GADGETS

Vintage Spy Tools of the Cold War & Beyond

For an international man of mystery, a private dick, or a crack-shot G-man, spying is a dangerous business that demands the most advanced data-gathering tools available. See the full gallery at Life.com

Vintage Spy Tools Opener: Mini Cameras

Small cameras and microfilm rank with bugs as essential old-school spyware. Whether capturing top-secret blueprints or an adulterous spouse, spy cameras needed to be as small as engineers and designers could make them.

Andreas Feininger/Time & Life Pictures/Getty Images

Vintage Spy Tools: False Documents

Having several seemingly authentic sets of documentation is a must for any operative in the field. Seen here: Soviet identity cards used by Peter S. Deriabin, the highest ranking USSR official to defect to the West. Deriabin worked for the forerunner of the KGB, and even served as Stalin's personal body guard at one point. The CIA called the value of the intelligence gained from his defection "incalculable."

Herbert Orth/Time & Life Pictures/Getty Images

Vintage Spy Tools: Cane Camera

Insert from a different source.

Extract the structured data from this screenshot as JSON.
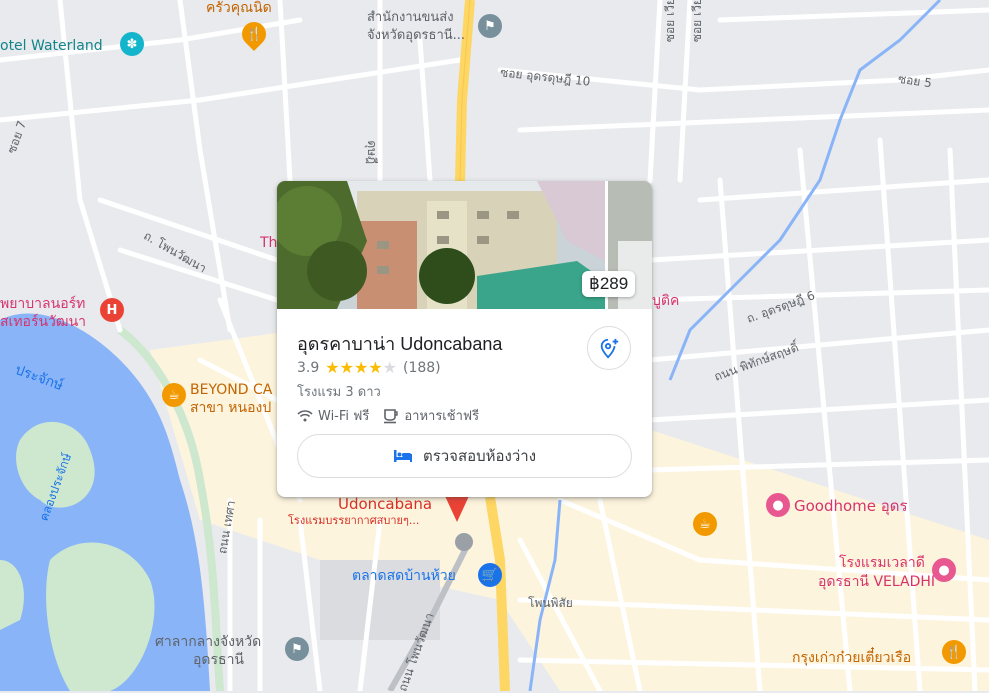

Camera hidden inside a cane handle, from the turn of the 20th century.

Bernard Hoffman/Time & Life Pictures/Getty Images

Vintage Spy Tools: Buttonhole Camera

Seen here: a camera worn under a man's vest with the lens poking through his buttonhole.

Bernard Hoffman/Time & Life Pictures/Getty Images

Vintage Spy Tools: Microfilm

Diagrams of U.S. tanks, planes, and other military essentials, obtained by Nazi spies and hidden in the back of a wristwatch via microfilm. (Much of the information obtained by these spies, it turned out, was phony, or planted.)

Thomas D. McAvoy/Time & Life Pictures/Getty Images

Vintage Spy Tools: Light Switch Bug

In this bug the microphone is concealed in one of the screws, tapping into the power line to transmit the sounds of the room.

Stan Wayman/Time & Life Pictures/Getty Images

Vintage Spy Tools: False Envelopes

An FBI agent demonstrates how a message can be hidden in the lining of an envelope.

Thomas D. McAvoy/Time & Life Pictures/Getty Images

Vintage Spy Tools: Cryptography

A tiny code book seized from an alleged Russian spy in England. Of course, all the information in the world is useless unless it can be communicated to those who need it (or are paying for it). Code books and other cryptography tools help agents communicate covertly. See the full gallery at Life.com!

Douglas Miller/Getty Images

Vintage Spy Tools of the Cold War & Beyond

For an international man of mystery, a private dick, or a crack-shot G-man, spying is a dangerous business that demands the most advanced data-gathering tools available. See the full gallery at Life.com

More From Our Sponsors